Application Performance Management in 2013
A new level of application performance management (APM) emphasizes both performance and cost.
By Andreas Grabner
Earlier this year, we at Compuware APM declared 2012 to be “the year of APM.” End users were demanding higher-performance applications than ever before, including faster page loads, e-commerce transactions, credit card authentications and smoother video streaming. The impact of poor application performance on the bottom line was a bundantly clear. APM was emerging as a top priority for CIOs, and businesses were getting the message that true visibility into the end-user experience was an essential component of an effective APM strategy.
With this sea change well underway, forward-thinking organizations are evolving their APM strategies yet again. They are using APM to improve application performance and identify bottlenecks and optimize resource utilization for supporting infrastructures. This helps drive business value. Organizations are also rounding out their APM approaches to include what were previously blind spots in the application delivery chain, such as the mainframe.
2013 Prediction #1: APM will find a niche in big data
The goal of big data is to find insights and make better decisions using data from traditional databases as well as from the fast-growing new sources of digital data, including the Web, biological and industrial sensors, video, e-mail, and social network communications.
Extracting timely business insights depends in large part on the availability and speed of the big data environment. Big data’s volume, variety, and velocity can greatly increase the overall complexity of the application and infrastructure which in turn can impact performance. The reality is that big data applications and environments suffer from many of the performance challenges and bottlenecks that plague current distributed applications, though the volume of performance data can be much larger. This puts ROI from big data projects at risk.
Poorly performing big data applications and environments can impact the business and revenues when customers complain or business analytics are delayed or unavailable. For example, is the issue with a particular Hadoop MapReduce job, data access or distribution, bad code, a server or hardware, network, or the application itself? Trying to scale away the problem by adding more nodes, clusters, or hardware can often be extensive and futile.
Increasingly, we believe APM will be used to help ensure the performance and availability of big data applications to meet business demands and satisfy end users. In addition, APM will offer deep insight into systems to optimize computing resources and data distribution across nodes, assure job execution efficiency, identify I/O bottlenecks, and tune CPU and memory consumption among thousands of nodes.
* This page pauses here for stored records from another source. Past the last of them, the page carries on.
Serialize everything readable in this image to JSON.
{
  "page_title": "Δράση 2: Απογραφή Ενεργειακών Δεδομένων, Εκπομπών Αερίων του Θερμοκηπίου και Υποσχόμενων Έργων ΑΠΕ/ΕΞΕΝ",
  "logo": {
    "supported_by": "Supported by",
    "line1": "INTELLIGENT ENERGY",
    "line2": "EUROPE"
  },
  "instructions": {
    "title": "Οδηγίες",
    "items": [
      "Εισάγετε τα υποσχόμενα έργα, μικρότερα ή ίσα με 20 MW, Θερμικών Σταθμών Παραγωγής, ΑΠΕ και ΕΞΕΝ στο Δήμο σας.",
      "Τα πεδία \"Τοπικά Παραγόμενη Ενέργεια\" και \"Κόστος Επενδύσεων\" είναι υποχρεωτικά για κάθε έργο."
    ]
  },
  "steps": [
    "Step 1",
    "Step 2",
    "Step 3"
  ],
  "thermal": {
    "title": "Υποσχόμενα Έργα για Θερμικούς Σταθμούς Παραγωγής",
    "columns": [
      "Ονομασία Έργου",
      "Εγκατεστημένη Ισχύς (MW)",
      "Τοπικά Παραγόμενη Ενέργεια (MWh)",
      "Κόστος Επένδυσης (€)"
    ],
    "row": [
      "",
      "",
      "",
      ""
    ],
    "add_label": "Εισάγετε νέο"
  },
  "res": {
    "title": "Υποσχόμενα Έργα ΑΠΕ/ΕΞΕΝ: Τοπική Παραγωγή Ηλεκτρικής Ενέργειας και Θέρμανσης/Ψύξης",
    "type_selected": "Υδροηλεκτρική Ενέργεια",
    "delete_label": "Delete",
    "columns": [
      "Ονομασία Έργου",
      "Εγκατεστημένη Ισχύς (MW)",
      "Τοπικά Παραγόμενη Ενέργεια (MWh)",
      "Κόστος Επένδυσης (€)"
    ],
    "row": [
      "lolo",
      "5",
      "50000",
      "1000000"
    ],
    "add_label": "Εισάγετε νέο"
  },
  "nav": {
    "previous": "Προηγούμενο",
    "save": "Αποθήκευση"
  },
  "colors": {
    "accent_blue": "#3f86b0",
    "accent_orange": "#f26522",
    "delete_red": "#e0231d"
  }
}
2013 Prediction #2: APM will increasingly “light up” the mainframe
The mainframe has long been established as a stable, reliable, and consistent platform for high-value, business-critical transactions such as enterprise resource planning, online order-taking and financial transaction processing. In recent years we have seen the mainframe’s role evolve, largely as a result of the “self-service” explosion on the Web.
For example, it used to be that mainframe applications did not directly interact with customers. Consider the banking industry. Banking customers used to walk into a bank branch to request their account balance, which a teller would then convey to them using a mainframe-based application to access customer data and process the transaction.
Nowadays, end users check their accounts directly and conduct basic transactions via the Web (and increasingly the mobile Web). To complete these types of transactions, mainframe-based applications are still used to access customer data and process transactions, but they are a part of a much larger and more complex set of systems known as the application delivery chain. Requests from millions of end users are hitting the mainframe every day, which impacts mainframe resources while simultaneously demanding exceptionally high levels of mainframe speed and availability.
Given the sheer number of mainframe transactions, subtle mainframe optimizations can exert an enormously positive and measurable impact in terms of optimizing expensive mainframe resources <em>and</em> ensuring superior end-user experiences. Organizations will increasingly realize they are remiss if they do not include the mainframe as part of their APM efforts.
Prediction #3: APM will be used to identify faulty third-party services, on the back-end as well as the front-end
Over the past few years, the drive to bring applications to market faster and more cost-efficiently has resulted in increased adoption of third-party services. Organizations often choose to leverage existing functionality from external third parties rather than develop it on their own. Some of these services -- such as social media plug-ins, product tours, and ratings and reviews -- sit on the front-end and serve to create a richer, more satisfying end-user experience. To date, organizations have made good progress in using APM to ensure high-performance for third-party services influencing their customers’ experiences.
Other third-party services like credit card verification provide critical functionality and reach all the way back to the back-end, actually entering the data center and the mainframe to complete transactions. The modularization of software has many benefits for organizations, but the problem with plugging in someone else’s code is the fact that it might not be optimized for one’s own environment, specifically the mainframe. Along with including the mainframe in their APM initiatives, we believe that in 2013 IT teams will work more closely with third-party service providers "reaching back" to the mainframe to ensure these services are tuned to their mainframe environments.
In 2013, we at Compuware predict that a next level of APM will truly emerge. It will focus on delivering exceptional application experiences while keeping costs in line. It will help organizations increase ROI and time-to-value for major initiatives like big data. Ultimately, the next level of APM will help bolster the bottom line, solidifying its place on the CIO’s priority list.
Andreas Grabner is senior performance architect and technology strategist at Compuware’s application performance management (APM) business unit.